- **Assigned task**:
Retype the entries below exactly, dropping the images.

- **Records shown**:
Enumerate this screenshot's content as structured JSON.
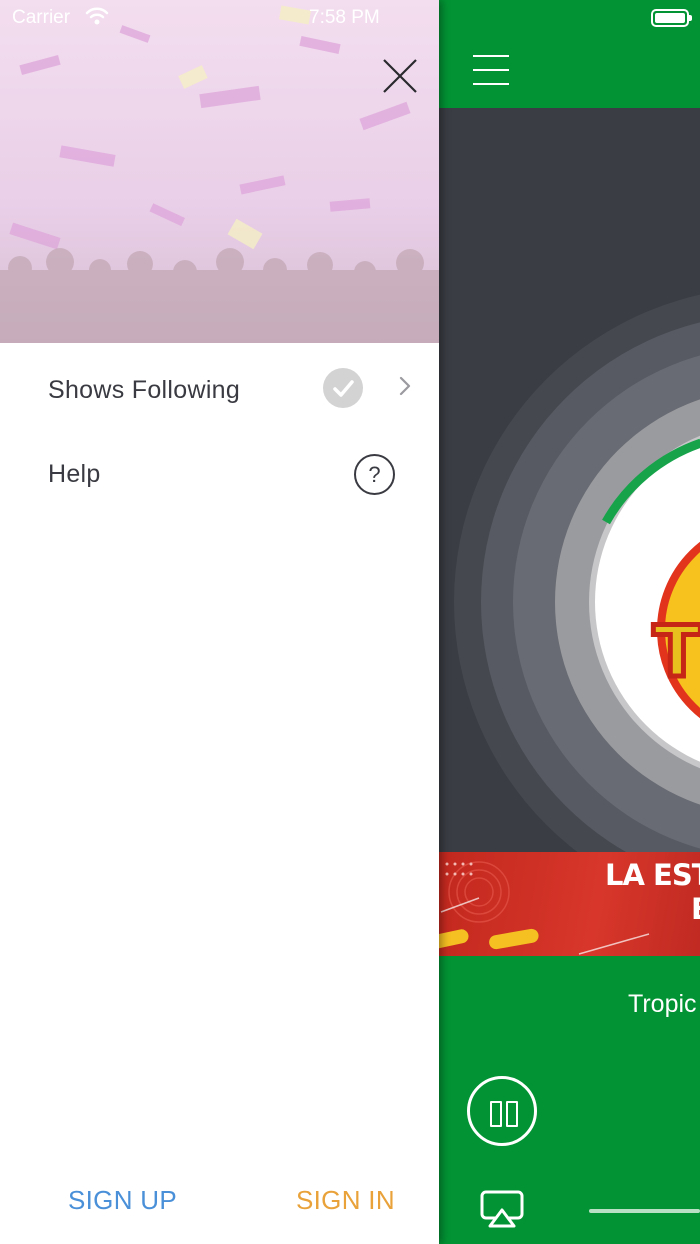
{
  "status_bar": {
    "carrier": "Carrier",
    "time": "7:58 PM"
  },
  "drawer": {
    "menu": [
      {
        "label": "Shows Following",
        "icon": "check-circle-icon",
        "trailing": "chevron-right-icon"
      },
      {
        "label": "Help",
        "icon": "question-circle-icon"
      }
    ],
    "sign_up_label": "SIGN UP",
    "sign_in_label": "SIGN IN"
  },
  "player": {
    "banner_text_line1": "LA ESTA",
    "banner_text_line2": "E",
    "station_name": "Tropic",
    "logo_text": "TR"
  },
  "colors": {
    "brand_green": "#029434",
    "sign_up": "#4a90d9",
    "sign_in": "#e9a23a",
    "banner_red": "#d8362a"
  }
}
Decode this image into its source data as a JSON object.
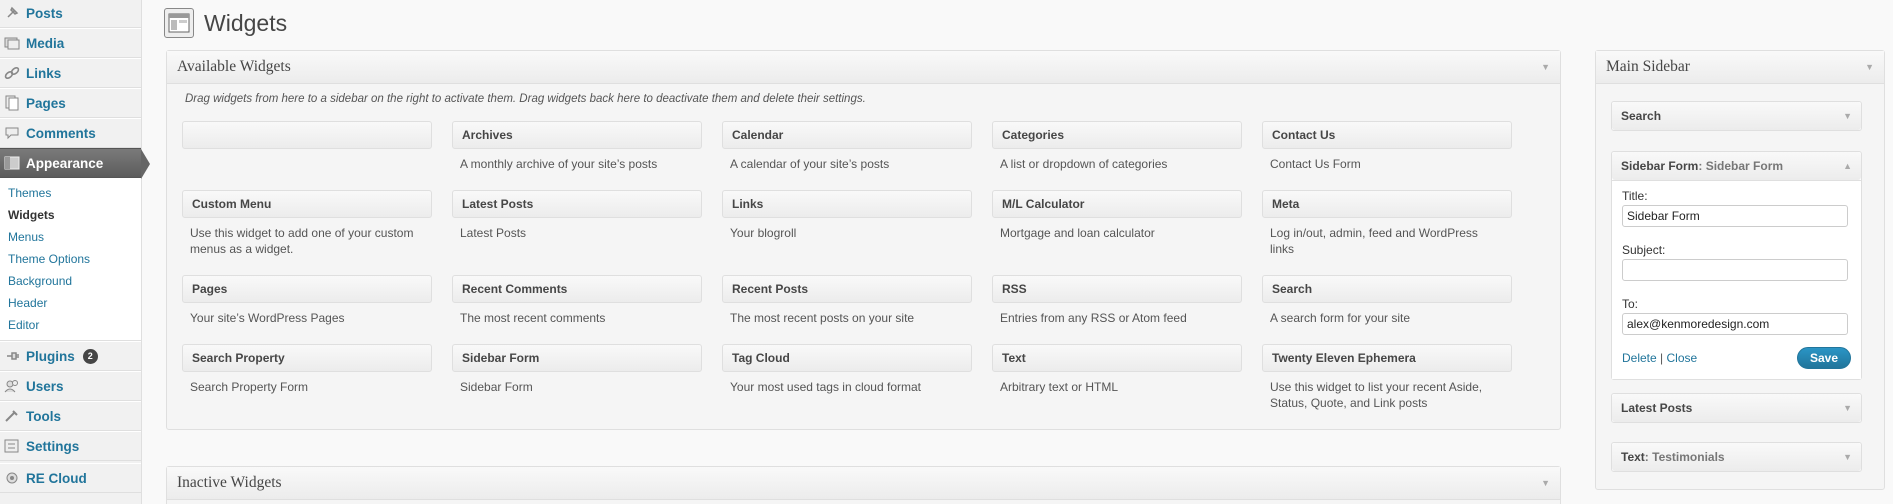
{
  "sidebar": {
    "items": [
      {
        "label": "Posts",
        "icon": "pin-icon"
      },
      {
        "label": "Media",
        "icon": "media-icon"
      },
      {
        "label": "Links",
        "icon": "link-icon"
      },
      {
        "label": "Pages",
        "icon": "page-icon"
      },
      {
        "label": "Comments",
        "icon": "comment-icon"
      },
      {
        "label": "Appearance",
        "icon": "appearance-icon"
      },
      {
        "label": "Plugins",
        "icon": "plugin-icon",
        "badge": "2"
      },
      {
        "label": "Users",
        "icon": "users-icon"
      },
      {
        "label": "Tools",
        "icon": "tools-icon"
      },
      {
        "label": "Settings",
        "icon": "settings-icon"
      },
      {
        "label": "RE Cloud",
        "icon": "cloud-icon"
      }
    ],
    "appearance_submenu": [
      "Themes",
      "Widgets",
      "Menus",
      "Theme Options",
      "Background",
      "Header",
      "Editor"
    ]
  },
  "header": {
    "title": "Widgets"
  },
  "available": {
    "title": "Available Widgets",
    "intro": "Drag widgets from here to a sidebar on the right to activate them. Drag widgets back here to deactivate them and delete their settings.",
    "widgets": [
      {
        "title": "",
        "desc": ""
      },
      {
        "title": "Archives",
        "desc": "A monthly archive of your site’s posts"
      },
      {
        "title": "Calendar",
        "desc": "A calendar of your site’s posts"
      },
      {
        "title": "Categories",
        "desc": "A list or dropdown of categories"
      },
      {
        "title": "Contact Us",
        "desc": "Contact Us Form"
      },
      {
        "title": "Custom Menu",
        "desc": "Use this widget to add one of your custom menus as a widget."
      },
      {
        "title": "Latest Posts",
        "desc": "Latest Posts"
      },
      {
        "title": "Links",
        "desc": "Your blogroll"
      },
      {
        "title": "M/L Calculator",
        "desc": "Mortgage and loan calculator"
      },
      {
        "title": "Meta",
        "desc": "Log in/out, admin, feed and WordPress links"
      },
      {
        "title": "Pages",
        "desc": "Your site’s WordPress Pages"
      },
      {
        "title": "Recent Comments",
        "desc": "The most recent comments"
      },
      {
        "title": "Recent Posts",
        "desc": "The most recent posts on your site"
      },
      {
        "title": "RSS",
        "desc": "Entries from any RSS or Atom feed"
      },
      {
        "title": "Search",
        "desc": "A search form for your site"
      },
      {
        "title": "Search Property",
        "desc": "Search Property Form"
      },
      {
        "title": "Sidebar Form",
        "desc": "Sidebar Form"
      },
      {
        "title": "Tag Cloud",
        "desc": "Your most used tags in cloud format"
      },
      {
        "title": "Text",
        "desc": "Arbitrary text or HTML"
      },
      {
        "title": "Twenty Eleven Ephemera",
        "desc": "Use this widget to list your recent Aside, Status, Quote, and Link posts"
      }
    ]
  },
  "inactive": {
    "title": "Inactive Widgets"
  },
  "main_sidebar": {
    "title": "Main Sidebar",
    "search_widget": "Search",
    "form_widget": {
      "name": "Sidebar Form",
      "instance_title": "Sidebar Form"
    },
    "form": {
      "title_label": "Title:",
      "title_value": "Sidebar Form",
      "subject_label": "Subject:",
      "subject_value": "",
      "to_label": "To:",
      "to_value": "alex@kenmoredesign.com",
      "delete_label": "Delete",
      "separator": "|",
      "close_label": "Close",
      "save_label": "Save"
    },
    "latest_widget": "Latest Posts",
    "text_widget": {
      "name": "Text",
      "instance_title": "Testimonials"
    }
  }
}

- **Answer to this problem**:
Enumerate this screenshot's content as structured JSON.
{
  "status_bar": {
    "carrier": "Carrier",
    "time": "7:58 PM"
  },
  "drawer": {
    "menu": [
      {
        "label": "Shows Following",
        "icon": "check-circle-icon",
        "trailing": "chevron-right-icon"
      },
      {
        "label": "Help",
        "icon": "question-circle-icon"
      }
    ],
    "sign_up_label": "SIGN UP",
    "sign_in_label": "SIGN IN"
  },
  "player": {
    "banner_text_line1": "LA ESTA",
    "banner_text_line2": "E",
    "station_name": "Tropic",
    "logo_text": "TR"
  },
  "colors": {
    "brand_green": "#029434",
    "sign_up": "#4a90d9",
    "sign_in": "#e9a23a",
    "banner_red": "#d8362a"
  }
}
Decode this image into its source data as a JSON object.
{
  "sidebar": {
    "items": [
      {
        "label": "Posts",
        "icon": "pin-icon"
      },
      {
        "label": "Media",
        "icon": "media-icon"
      },
      {
        "label": "Links",
        "icon": "link-icon"
      },
      {
        "label": "Pages",
        "icon": "page-icon"
      },
      {
        "label": "Comments",
        "icon": "comment-icon"
      },
      {
        "label": "Appearance",
        "icon": "appearance-icon"
      },
      {
        "label": "Plugins",
        "icon": "plugin-icon",
        "badge": "2"
      },
      {
        "label": "Users",
        "icon": "users-icon"
      },
      {
        "label": "Tools",
        "icon": "tools-icon"
      },
      {
        "label": "Settings",
        "icon": "settings-icon"
      },
      {
        "label": "RE Cloud",
        "icon": "cloud-icon"
      }
    ],
    "appearance_submenu": [
      "Themes",
      "Widgets",
      "Menus",
      "Theme Options",
      "Background",
      "Header",
      "Editor"
    ]
  },
  "header": {
    "title": "Widgets"
  },
  "available": {
    "title": "Available Widgets",
    "intro": "Drag widgets from here to a sidebar on the right to activate them. Drag widgets back here to deactivate them and delete their settings.",
    "widgets": [
      {
        "title": "",
        "desc": ""
      },
      {
        "title": "Archives",
        "desc": "A monthly archive of your site’s posts"
      },
      {
        "title": "Calendar",
        "desc": "A calendar of your site’s posts"
      },
      {
        "title": "Categories",
        "desc": "A list or dropdown of categories"
      },
      {
        "title": "Contact Us",
        "desc": "Contact Us Form"
      },
      {
        "title": "Custom Menu",
        "desc": "Use this widget to add one of your custom menus as a widget."
      },
      {
        "title": "Latest Posts",
        "desc": "Latest Posts"
      },
      {
        "title": "Links",
        "desc": "Your blogroll"
      },
      {
        "title": "M/L Calculator",
        "desc": "Mortgage and loan calculator"
      },
      {
        "title": "Meta",
        "desc": "Log in/out, admin, feed and WordPress links"
      },
      {
        "title": "Pages",
        "desc": "Your site’s WordPress Pages"
      },
      {
        "title": "Recent Comments",
        "desc": "The most recent comments"
      },
      {
        "title": "Recent Posts",
        "desc": "The most recent posts on your site"
      },
      {
        "title": "RSS",
        "desc": "Entries from any RSS or Atom feed"
      },
      {
        "title": "Search",
        "desc": "A search form for your site"
      },
      {
        "title": "Search Property",
        "desc": "Search Property Form"
      },
      {
        "title": "Sidebar Form",
        "desc": "Sidebar Form"
      },
      {
        "title": "Tag Cloud",
        "desc": "Your most used tags in cloud format"
      },
      {
        "title": "Text",
        "desc": "Arbitrary text or HTML"
      },
      {
        "title": "Twenty Eleven Ephemera",
        "desc": "Use this widget to list your recent Aside, Status, Quote, and Link posts"
      }
    ]
  },
  "inactive": {
    "title": "Inactive Widgets"
  },
  "main_sidebar": {
    "title": "Main Sidebar",
    "search_widget": "Search",
    "form_widget": {
      "name": "Sidebar Form",
      "instance_title": "Sidebar Form"
    },
    "form": {
      "title_label": "Title:",
      "title_value": "Sidebar Form",
      "subject_label": "Subject:",
      "subject_value": "",
      "to_label": "To:",
      "to_value": "alex@kenmoredesign.com",
      "delete_label": "Delete",
      "separator": "|",
      "close_label": "Close",
      "save_label": "Save"
    },
    "latest_widget": "Latest Posts",
    "text_widget": {
      "name": "Text",
      "instance_title": "Testimonials"
    }
  }
}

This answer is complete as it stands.